Activity - From the entries that follow, extract each line holding the string "price".

Material to process section start

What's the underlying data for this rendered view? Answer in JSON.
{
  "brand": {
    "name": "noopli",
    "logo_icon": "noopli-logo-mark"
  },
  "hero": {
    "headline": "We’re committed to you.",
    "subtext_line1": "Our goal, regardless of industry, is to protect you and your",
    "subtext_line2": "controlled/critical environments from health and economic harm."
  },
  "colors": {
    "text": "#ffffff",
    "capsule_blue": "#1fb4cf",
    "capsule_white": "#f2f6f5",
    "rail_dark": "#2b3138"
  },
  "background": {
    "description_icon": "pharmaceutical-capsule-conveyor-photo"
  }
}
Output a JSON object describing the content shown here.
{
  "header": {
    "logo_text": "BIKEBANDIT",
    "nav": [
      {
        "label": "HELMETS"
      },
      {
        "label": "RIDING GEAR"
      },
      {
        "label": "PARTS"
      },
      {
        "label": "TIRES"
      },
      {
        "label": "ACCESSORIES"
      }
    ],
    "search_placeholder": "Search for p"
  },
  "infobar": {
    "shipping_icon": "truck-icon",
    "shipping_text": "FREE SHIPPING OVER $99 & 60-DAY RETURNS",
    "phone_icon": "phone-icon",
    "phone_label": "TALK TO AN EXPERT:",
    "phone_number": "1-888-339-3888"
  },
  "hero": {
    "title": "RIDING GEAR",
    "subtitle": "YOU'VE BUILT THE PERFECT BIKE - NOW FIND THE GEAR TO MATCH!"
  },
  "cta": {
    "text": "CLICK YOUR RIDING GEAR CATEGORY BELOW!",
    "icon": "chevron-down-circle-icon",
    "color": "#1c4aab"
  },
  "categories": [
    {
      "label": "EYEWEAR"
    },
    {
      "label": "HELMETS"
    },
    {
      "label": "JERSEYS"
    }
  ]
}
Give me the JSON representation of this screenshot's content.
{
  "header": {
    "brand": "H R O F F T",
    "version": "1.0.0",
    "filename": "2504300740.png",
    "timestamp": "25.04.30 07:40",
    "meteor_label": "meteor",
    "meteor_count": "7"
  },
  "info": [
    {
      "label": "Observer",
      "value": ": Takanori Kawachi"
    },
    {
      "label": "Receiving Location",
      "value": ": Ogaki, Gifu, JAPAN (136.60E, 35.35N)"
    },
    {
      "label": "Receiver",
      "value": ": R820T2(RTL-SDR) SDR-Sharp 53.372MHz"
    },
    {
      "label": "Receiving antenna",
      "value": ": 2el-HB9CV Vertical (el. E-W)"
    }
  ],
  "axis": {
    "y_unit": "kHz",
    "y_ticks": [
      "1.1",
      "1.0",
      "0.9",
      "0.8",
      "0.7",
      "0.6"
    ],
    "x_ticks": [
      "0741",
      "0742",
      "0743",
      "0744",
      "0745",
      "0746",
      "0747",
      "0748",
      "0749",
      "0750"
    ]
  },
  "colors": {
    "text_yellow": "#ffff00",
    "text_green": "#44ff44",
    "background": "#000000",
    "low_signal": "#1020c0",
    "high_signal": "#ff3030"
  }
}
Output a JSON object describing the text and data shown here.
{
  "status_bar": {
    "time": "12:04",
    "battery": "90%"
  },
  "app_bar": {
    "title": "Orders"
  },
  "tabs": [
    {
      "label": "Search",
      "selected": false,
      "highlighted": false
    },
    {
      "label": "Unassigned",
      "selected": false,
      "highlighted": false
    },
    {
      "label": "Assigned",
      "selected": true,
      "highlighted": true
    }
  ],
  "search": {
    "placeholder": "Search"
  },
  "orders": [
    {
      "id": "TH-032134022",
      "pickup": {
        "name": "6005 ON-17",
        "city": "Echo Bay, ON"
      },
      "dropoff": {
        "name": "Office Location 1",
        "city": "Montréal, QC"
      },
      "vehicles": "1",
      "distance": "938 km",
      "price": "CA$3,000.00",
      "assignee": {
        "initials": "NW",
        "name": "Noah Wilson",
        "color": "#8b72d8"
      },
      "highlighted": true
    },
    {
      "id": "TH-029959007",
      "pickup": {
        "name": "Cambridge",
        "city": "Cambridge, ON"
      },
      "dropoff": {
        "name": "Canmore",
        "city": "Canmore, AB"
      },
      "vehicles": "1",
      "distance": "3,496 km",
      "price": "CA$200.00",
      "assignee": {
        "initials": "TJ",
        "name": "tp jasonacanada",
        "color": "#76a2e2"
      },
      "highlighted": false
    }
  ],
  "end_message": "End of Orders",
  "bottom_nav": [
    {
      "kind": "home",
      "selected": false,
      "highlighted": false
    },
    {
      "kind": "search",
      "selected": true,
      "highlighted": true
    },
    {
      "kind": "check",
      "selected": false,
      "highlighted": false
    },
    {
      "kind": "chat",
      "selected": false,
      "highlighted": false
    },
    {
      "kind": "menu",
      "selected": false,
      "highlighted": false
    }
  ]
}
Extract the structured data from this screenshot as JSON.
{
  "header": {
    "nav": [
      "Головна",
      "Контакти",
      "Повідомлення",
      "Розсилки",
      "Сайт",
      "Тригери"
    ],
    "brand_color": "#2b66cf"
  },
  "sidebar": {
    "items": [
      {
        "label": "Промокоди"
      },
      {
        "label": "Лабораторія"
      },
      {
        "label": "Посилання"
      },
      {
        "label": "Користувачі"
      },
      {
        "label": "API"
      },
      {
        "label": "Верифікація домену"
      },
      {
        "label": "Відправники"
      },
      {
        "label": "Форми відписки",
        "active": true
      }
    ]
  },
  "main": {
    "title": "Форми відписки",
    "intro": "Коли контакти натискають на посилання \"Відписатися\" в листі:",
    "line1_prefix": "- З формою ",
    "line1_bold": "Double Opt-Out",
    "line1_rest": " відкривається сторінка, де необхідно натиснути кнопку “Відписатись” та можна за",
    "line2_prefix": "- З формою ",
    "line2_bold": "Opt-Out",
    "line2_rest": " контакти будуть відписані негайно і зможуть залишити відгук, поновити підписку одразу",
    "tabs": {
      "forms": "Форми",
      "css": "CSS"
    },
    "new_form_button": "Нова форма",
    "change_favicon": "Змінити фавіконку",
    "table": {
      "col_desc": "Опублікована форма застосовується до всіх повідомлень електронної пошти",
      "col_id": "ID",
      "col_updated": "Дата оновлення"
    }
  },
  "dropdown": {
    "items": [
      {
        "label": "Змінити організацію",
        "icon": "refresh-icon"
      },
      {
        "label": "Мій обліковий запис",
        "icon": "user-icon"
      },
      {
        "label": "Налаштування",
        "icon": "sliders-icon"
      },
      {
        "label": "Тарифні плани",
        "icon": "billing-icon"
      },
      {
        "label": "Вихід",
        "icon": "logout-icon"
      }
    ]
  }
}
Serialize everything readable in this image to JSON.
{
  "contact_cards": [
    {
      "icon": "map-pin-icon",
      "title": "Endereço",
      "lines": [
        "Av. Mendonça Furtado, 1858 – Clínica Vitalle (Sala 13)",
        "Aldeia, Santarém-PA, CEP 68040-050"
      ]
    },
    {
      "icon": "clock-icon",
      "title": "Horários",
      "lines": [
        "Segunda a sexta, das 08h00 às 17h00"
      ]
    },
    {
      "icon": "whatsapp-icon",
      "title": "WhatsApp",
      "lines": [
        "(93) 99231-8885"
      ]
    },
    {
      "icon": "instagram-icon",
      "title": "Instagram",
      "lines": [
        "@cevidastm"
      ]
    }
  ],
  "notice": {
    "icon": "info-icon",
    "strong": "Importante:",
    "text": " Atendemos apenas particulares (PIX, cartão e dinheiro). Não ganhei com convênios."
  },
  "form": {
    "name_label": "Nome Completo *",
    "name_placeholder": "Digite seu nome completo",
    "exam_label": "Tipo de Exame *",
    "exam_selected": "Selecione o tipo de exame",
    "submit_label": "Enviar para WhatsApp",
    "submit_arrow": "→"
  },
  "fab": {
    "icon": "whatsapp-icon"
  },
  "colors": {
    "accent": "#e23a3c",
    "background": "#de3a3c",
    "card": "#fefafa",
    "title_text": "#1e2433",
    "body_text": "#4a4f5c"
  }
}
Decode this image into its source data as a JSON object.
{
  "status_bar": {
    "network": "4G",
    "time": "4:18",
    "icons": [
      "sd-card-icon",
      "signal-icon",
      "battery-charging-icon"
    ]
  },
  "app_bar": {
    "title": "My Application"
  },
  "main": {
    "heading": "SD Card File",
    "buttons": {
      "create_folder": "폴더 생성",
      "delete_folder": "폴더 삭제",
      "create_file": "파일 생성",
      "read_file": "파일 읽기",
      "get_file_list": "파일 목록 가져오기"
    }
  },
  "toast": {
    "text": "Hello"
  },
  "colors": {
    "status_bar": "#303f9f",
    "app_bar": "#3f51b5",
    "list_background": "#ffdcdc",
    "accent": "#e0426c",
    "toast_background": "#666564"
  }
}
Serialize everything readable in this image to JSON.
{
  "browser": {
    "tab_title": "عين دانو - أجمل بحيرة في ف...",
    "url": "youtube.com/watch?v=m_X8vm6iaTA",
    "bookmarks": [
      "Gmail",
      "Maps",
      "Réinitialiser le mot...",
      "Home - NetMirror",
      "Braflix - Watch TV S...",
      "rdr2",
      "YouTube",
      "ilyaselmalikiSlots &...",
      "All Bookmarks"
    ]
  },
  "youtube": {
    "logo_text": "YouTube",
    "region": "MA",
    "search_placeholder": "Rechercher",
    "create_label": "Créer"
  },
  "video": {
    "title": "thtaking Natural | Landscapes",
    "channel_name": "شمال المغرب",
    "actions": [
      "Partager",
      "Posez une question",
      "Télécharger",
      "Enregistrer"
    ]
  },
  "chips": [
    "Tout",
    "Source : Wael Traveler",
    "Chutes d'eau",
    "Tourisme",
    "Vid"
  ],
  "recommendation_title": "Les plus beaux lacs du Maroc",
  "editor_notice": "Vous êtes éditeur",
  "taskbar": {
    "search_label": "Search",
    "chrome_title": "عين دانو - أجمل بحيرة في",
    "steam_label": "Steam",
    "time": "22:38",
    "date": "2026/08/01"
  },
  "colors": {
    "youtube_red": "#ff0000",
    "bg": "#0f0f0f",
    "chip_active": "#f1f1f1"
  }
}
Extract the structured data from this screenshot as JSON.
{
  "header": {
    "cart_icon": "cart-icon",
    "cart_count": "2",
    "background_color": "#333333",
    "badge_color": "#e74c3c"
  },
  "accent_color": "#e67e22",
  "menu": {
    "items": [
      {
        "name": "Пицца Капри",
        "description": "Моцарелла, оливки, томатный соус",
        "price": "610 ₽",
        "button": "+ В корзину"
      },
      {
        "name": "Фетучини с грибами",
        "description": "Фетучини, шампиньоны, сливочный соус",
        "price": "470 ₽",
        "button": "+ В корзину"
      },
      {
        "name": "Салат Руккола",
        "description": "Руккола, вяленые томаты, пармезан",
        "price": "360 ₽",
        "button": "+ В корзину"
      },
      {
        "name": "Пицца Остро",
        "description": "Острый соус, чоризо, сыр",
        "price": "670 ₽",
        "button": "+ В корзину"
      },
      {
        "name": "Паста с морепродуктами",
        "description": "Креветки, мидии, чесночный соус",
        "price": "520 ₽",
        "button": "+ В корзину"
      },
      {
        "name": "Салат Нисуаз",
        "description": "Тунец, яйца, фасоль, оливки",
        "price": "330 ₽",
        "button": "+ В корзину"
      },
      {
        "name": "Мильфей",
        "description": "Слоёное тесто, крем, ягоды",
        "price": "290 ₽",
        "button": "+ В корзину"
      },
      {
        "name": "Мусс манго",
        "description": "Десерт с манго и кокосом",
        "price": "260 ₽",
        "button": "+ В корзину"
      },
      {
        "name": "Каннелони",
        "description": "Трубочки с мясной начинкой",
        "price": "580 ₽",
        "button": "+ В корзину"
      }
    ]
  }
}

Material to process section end

Finished exercise -
      "price": "CA$3,000.00",
      "price": "CA$200.00",
        "price": "610 ₽",
        "price": "470 ₽",
        "price": "360 ₽",
        "price": "670 ₽",
        "price": "520 ₽",
        "price": "330 ₽",
        "price": "290 ₽",
        "price": "260 ₽",
        "price": "580 ₽",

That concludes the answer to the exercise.